While anti-competitive ‘direct invites’ no longer exist for TI, they do exist for 3rd party tournaments. Ironically, while Valve could previously use their own invites to counteract 3rd party biases, they are now at the mercy of them. This means that 3rd party organisers have the power to increase certain teams’ chances of qualifying for TI simply by deciding to invite them to their events. Many of the direct invites to Galaxy Battles looked to be an example of this as they certainly don’t appear to have been merit-based. And the problem is not only about conflicts of interest. Organisers also have an incentive to invite fan favourites like Na’Vi in order to make their events more profitable.

Source: Natus Vincere

Valve also initially stated that points earned at events would scale with the prize money presented at those events. In practice this has only ended up differentiating Majors from Minors (though their announcement suggests it could differentiate within those categories). This compounds the above problem because organisers with more money have more influence than when it comes to pushing particular teams’ odds up. Worse, we haven’t been told the criteria for being awarded Major or Minor status, and this lack of transparency reinforces concerns about unwarranted power.

More problems with roster changes

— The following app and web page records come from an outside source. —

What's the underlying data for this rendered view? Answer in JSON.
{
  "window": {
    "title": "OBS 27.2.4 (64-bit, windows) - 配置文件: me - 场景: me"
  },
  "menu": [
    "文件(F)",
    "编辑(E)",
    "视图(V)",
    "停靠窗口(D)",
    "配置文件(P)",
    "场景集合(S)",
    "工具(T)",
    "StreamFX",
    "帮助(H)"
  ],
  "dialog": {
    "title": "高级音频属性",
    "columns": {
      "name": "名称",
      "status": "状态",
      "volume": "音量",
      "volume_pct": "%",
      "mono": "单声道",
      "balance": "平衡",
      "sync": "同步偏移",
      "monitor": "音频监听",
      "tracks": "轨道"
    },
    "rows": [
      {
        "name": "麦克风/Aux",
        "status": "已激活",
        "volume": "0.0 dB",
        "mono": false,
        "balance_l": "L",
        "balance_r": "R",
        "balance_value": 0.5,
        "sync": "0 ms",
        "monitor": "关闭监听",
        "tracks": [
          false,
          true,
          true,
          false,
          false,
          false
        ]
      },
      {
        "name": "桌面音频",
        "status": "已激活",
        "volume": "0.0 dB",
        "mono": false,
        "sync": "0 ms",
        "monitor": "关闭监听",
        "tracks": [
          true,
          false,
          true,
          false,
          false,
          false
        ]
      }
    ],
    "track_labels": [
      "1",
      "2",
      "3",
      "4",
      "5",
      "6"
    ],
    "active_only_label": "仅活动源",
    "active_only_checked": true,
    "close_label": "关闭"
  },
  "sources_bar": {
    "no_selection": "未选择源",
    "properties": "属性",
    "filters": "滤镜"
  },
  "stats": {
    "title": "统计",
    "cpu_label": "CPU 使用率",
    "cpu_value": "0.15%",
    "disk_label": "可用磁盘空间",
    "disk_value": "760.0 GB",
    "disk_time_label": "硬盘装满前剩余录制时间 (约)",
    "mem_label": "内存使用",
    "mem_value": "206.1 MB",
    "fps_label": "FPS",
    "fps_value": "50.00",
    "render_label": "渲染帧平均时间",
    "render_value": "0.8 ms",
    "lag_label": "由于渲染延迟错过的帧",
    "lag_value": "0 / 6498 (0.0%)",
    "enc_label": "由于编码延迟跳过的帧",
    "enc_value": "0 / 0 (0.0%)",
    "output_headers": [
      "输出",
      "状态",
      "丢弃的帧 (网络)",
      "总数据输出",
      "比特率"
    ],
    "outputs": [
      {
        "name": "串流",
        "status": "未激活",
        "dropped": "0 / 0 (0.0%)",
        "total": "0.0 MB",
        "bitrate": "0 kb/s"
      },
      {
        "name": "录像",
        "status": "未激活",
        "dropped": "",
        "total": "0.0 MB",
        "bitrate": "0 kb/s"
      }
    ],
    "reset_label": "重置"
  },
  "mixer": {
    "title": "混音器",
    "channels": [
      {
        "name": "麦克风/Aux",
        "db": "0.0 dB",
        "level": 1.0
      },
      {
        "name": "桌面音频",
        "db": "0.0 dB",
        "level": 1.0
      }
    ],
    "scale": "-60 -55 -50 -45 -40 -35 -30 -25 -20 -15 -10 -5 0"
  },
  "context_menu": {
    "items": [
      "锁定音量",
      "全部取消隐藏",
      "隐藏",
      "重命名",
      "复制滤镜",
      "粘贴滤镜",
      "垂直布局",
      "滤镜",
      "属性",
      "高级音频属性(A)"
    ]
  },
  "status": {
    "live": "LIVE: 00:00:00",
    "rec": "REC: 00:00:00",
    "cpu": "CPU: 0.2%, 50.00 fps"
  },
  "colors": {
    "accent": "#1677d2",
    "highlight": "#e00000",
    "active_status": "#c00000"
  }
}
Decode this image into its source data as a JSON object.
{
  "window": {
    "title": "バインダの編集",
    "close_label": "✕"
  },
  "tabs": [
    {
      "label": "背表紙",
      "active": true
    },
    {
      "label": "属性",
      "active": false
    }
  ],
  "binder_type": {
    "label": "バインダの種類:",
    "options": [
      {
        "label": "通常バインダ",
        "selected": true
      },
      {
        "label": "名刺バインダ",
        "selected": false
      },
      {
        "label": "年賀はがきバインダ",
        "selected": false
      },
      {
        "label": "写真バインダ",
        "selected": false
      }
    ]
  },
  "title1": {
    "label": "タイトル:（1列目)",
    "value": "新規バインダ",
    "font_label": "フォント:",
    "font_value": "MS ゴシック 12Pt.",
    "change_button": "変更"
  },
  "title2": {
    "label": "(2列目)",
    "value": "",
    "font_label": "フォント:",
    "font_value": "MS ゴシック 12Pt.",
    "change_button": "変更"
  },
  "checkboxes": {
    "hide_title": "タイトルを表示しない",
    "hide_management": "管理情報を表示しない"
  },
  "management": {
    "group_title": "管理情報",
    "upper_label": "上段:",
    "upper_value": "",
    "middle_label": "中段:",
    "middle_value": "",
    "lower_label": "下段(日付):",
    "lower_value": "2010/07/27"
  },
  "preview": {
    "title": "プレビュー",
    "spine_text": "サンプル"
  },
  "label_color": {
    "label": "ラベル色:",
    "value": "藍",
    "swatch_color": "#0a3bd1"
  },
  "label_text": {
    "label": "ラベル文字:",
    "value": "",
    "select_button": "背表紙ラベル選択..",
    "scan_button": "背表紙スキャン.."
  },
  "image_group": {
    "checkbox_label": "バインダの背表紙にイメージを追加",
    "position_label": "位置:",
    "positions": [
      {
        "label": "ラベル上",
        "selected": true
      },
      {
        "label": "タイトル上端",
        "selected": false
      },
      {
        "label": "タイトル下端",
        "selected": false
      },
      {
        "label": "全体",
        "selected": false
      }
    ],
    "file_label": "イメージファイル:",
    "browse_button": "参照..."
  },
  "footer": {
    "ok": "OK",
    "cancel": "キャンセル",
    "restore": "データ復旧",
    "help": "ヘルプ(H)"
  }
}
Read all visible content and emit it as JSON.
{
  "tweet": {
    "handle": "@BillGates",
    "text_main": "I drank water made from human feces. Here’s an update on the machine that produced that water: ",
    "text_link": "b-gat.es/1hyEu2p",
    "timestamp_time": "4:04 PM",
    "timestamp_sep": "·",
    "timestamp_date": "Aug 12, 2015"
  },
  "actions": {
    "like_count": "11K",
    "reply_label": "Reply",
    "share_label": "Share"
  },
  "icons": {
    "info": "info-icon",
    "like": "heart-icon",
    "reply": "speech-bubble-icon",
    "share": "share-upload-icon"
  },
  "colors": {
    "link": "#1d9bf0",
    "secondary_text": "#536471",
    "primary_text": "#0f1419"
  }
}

Meanwhile, Valve have made yet another attempt to regulate the usage of subs. Unfortunately, yet again, a lack of clarity about the rules has opened up new potential for abuses. The new system measures teams only based on their top 3 point-earners when considering them for TI qualification. While Valve have taken an explicit interest in allowing for roster changes, their aim is still explicitly to create more stability than before. But the 3 point-earners rule actually opens the door to the opposite, incentivising less rather than more roster stability.

Valve have recently tried to address this by announcing a new roster lock, including regulations that promise to penalise teams where they attend events using a significantly different roster. However, we have not been given clarity on what constitutes ‘significant different’. And there is a much more important question that is still answered: will teams be penalised right at the end when considering them for TI qualification, or does this only apply at the point of earning points? If they don’t get a further penalty right at the end, then there is nothing to stop teams replacing a player after all Majors and Minors are complete, and abusing the fact that their top three point earners can carry that player into TI — with the potential for a player who has earned zero points during the season to auto-qualify for TI.

For Ohaiyo’s story to matter, players need to speak out more

Returning to the case at hand, it is easy to feel sorry for Ohaiyo while simultaneously acknowledging that Fnatic have acted within the rules. If anything, we should commend them for doing the best they can to use all available resources in making their decisions. But this seems counter-intuitive. We don’t want a system that incentivises behaviour which we think wrongs people in the process. As stated above, a fair solution might be to still award Ohaiyo points for ESL.

But even if Valve go this route, that they need to deliberate on it only now highlights a more serious problem. They have, time and time again, waited for issues to manifest before addressing them — despite the fact that many people have pointed those issues out ahead of time. The reason this continues to happen is because Valve like to experiment, and because there simply isn’t enough vocal criticism happening. The criticisms that will matter are those from players, and those from the community who will usually get behind the players.

But for the most part players prefer to talk to Valve behind closed doors, if at all, and are afraid of making public criticisms. This is a strange fear, since criticising Valve in a way that improves their system should be seen as a good thing. From Valve’s perspective it’s basically specialist consulting at no cost. If we are to buck the trend of only addressing issues after they cause practical harm, it will begin with players accepting that criticising Valve is a very good thing to do, and not waiting to be personally affected before doing so.

Anthony is a former Dota 2 coach and commentator. He is currently studying towards his Masters in Public Health.